To stop criminals from selling stolen items to pawnshops, shop owners are required to turn over the paperwork they receive from customers to the police department. The police department then scans the paperwork for evidence of stolen items. If it’s found that the person who sold the item to the pawnshop provided fake information, they can be pursued for Fake Verification of Ownership of Property.
To convict a person of Fake Verification of Ownership of Property, the prosecutor must be able to prove:
- The person sold or gave an item to a pawnshop
- The person falsely verified information on the form
- The person received money from the pawnshop in exchange for the item
Fake Verification of Ownership of Property is a defendable charge. The best way to develop a viable defense is to consult knowledgeable legal counsel.
Common Penalties for Fake Verification of Ownership of Property in Florida
In Florida, the charges and penalties a person faces for Fake Verification of Ownership of Property depend on the value of the property. Property worth $300 or less is punishable as a Third-Degree Felony. Property worth more than $300 is punishable as a Second-Degree Felony.
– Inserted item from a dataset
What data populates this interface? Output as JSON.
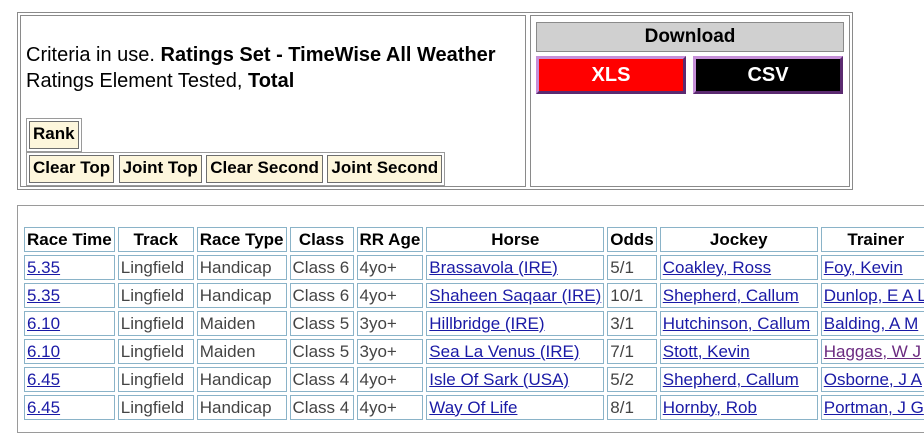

Penalties for a Third-Degree Felony in Florida include:
- Up to 5 years incarceration
- Up to $5,000 in fines
- Up to 5 years probation
Penalties for a Second-Degree Felony in Florida include:
- Up to 15 years incarceration
- Up to $10,000 in fines
- Up to 15 years of probation
The best way to mitigate the charges you face is to obtain an experienced defense attorney as soon as possible.
Proven Defense Strategies for Fake Verification of Ownership of Property
Defense strategies are highly dependent on the circumstances surrounding a case. If you’ve been charged with Fake Verification of Ownership of Property in Florida, the best way to develop a defense that will win in court is to provide your attorney with all of the details surrounding your charges. The most common defense strategies for Fake Verification of Ownership of Property in Florida are:
- Unlawful search and seizure
- Lack of evidence
- Mistaken identity
- … and more
The lawyers at The Umansky Law Firm are experienced in developing viable defense strategies and will work hard to help you develop yours.
Trust Your Local Criminal Defense Attorneys In Orlando With Your Case
If you live in or around Orlando, Florida and need an attorney to defend your criminal charges, the most trusted source of legal counsel is The Umansky Law Firm. At The Umansky Law Firm, we have more than 100 years of combined experience defending criminal cases and are known for our success. To schedule your free consultation, call us at 407-228-3838 or contact us online today. Don’t wait. Your life doesn’t have to be defined by a single mistake.